NOAA 2005-R803
FOR IMMEDIATE RELEASE
Contact: Jeanne Kouhestani
3/24/05
NOAA News Releases 2005
NOAA Home Page
NOAA Public Affairs


NOAA SHIP RAINIER CONDUCTING SURVEYS
TO UPDATE NAUTICAL CHARTS IN STRAIT OF JUAN DE FUCA

The National Oceanic and Atmospheric Administration (NOAA) ship Rainier is conducting hydrographic surveys in portions of the Strait of Juan de Fuca near the “RA” Buoy, from Protection Island to the shore of Lopez Island. The data collected are part of a multi-year project to update the nation’s nautical charts.

The ship is surveying the area to identify the location of boulders, wrecks and other hazards to navigation absent from current charts and to verify objects and depths already noted.

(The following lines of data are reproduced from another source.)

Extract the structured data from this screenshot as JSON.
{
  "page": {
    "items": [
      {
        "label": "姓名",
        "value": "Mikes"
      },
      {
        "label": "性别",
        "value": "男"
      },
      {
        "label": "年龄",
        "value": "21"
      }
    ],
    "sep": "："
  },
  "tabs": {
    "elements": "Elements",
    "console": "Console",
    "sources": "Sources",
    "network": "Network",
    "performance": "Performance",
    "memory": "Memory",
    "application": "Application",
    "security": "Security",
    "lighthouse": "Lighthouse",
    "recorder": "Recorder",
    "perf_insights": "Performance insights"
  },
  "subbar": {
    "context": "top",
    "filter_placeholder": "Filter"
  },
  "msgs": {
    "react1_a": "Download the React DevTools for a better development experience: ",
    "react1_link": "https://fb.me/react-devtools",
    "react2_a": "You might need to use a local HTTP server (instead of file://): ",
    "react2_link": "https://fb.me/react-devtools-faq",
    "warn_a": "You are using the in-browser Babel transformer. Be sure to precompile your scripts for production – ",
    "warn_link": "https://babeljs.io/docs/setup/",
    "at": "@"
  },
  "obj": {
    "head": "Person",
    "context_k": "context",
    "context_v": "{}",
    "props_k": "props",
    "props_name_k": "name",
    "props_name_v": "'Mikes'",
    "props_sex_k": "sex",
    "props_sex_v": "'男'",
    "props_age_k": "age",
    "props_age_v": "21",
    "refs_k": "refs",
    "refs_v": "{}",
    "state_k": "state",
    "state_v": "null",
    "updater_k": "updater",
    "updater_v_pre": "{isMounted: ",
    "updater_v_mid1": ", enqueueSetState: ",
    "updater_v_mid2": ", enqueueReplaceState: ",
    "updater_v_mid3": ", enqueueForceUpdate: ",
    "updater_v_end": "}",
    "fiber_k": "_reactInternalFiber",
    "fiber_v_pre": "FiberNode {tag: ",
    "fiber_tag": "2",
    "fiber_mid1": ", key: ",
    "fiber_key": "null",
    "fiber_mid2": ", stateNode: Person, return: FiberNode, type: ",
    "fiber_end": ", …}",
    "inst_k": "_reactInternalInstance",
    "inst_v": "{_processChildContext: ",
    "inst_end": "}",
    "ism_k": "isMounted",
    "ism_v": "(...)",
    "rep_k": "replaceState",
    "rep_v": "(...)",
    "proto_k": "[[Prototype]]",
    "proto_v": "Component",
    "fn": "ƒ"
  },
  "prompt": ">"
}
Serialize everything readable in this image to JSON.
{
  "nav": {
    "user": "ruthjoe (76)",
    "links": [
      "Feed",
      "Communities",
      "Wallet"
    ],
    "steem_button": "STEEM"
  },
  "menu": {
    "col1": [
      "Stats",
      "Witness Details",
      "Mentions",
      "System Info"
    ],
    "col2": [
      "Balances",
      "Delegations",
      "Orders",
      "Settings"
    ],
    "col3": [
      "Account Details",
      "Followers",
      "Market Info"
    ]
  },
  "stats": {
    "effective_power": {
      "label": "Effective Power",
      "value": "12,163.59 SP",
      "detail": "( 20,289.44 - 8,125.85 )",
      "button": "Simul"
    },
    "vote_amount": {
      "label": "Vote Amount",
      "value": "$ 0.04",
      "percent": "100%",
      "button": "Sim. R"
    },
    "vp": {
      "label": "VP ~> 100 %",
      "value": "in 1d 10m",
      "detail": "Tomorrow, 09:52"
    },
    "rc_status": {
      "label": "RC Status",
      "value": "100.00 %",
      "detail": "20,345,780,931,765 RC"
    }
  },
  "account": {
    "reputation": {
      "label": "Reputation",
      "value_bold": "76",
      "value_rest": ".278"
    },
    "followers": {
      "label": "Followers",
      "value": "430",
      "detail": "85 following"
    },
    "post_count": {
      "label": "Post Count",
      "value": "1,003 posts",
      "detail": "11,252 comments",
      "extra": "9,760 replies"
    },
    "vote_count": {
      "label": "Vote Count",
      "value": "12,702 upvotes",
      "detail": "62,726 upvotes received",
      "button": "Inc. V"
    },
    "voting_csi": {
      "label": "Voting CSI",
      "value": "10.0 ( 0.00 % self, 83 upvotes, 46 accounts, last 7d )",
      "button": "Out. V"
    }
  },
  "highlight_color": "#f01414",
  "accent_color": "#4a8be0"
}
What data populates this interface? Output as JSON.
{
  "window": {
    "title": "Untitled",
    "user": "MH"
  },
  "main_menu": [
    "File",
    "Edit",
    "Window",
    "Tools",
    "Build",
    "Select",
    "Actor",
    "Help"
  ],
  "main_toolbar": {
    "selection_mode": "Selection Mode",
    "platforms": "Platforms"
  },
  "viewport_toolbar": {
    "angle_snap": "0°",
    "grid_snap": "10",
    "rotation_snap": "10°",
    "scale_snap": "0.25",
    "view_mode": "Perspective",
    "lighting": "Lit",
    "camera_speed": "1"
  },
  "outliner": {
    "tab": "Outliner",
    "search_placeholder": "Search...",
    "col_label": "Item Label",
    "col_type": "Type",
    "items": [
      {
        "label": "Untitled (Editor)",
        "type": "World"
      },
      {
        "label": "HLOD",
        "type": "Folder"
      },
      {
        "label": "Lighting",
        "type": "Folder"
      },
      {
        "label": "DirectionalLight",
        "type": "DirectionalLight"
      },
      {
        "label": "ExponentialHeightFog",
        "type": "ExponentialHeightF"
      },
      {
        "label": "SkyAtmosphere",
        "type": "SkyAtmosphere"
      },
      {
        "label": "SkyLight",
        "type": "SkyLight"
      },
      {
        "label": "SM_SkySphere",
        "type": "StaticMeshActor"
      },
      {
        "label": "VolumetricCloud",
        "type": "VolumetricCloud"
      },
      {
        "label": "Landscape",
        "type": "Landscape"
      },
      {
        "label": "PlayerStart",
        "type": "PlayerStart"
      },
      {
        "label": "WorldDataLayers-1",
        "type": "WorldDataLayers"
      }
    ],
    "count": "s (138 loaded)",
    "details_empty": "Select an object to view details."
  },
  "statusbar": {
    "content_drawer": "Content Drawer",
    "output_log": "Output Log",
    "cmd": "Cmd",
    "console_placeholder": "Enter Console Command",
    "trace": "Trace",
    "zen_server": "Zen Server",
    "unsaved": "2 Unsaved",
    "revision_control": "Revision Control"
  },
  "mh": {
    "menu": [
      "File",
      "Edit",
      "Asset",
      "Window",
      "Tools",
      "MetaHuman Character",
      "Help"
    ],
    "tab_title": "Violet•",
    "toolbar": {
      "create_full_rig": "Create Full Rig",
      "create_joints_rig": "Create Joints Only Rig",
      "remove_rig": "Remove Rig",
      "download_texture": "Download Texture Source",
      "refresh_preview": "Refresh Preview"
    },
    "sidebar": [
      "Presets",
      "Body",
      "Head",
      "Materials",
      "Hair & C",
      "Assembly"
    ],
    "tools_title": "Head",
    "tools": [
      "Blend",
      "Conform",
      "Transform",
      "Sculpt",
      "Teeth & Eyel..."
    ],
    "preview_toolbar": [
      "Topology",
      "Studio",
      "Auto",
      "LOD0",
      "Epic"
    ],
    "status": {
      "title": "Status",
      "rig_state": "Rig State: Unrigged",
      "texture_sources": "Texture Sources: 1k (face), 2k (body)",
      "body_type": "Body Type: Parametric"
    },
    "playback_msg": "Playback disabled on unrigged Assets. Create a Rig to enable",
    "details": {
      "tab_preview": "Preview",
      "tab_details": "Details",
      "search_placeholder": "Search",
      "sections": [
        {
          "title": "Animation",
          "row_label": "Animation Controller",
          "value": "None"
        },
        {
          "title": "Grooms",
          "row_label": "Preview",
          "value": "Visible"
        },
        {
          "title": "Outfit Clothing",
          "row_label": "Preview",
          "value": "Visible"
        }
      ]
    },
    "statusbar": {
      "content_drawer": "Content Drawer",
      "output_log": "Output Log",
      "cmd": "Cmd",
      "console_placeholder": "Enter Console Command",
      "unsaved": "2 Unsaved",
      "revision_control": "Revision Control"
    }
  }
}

The 231-ft. Rainier is one of four hydrographic survey ships in the NOAA fleet that conduct hydrographic surveys in support of the nautical charting mission of NOAA’s National Ocean Service. Although the ship is 37 years old, its suite of state-of-the-art survey gear--global positioning system side-scan sonar, multi-beam survey technology, echo sounders, data acquisition and processing computers, and six survey launches—makes it one of the most productive survey platforms of its type in the world. With a crew of 55, Rainier operates eight to nine months of the year in the coastal waters of Alaska and Washington.

As part of the NOAA fleet of research ships and aircraft, Rainier is operated and managed by NOAA Marine and Aviation Operations, composed of civilians and commissioned NOAA Corps officers. The NOAA Corps is a uniformed service of the United States, whose officers--all scientists or engineers--provide NOAA with an important blend of operational, management and technical skills that support the agency’s programs at sea, in the air and ashore. Rainier is under the command of Cmdr. John Humphrey, NOAA Corps.

NOAA is part of the United States Department of Commerce. The National Ocean Service produces nautical charts used for navigation by commercial and recreational mariners, and is responsible for the tide and current prediction tables. Further information about NOAA and the National Ocean Service can be found at http://www.noaa.gov.